▶ _ACTION ITEM_:
All lines from the entries below that contain the string "true" should be copied out.

▶ _MATERIAL SHOWN_:
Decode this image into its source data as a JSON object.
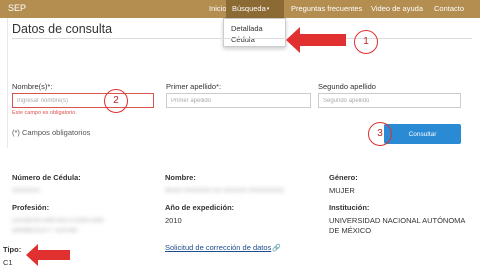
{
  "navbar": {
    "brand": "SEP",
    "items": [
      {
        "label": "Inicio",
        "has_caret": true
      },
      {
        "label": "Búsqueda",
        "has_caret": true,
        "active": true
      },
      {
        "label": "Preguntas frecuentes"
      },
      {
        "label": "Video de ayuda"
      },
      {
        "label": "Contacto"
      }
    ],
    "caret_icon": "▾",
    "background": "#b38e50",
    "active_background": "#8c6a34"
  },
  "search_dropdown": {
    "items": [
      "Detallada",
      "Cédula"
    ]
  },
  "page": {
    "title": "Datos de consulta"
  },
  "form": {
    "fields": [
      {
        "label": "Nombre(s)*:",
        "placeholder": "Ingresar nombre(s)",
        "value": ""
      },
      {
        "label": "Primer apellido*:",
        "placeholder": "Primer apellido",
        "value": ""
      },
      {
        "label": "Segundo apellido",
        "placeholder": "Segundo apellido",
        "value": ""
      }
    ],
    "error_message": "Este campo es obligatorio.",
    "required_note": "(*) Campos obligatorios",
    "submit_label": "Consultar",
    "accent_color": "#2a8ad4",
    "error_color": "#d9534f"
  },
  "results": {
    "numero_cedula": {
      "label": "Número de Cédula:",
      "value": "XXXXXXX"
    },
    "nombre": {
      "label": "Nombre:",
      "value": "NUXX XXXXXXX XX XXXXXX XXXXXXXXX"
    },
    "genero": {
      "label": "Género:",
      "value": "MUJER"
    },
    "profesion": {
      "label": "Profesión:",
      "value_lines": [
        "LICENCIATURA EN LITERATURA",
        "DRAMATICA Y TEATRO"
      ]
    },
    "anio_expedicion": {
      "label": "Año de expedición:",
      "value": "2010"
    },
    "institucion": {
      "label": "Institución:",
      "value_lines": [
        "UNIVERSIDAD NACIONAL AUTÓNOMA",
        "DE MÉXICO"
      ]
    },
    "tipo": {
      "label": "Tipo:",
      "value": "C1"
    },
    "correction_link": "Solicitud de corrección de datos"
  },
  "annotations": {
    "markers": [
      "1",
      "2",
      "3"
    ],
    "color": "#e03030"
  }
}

▶ _RESULT OF THIS TASK_:
        "has_caret": true
        "has_caret": true,
        "active": true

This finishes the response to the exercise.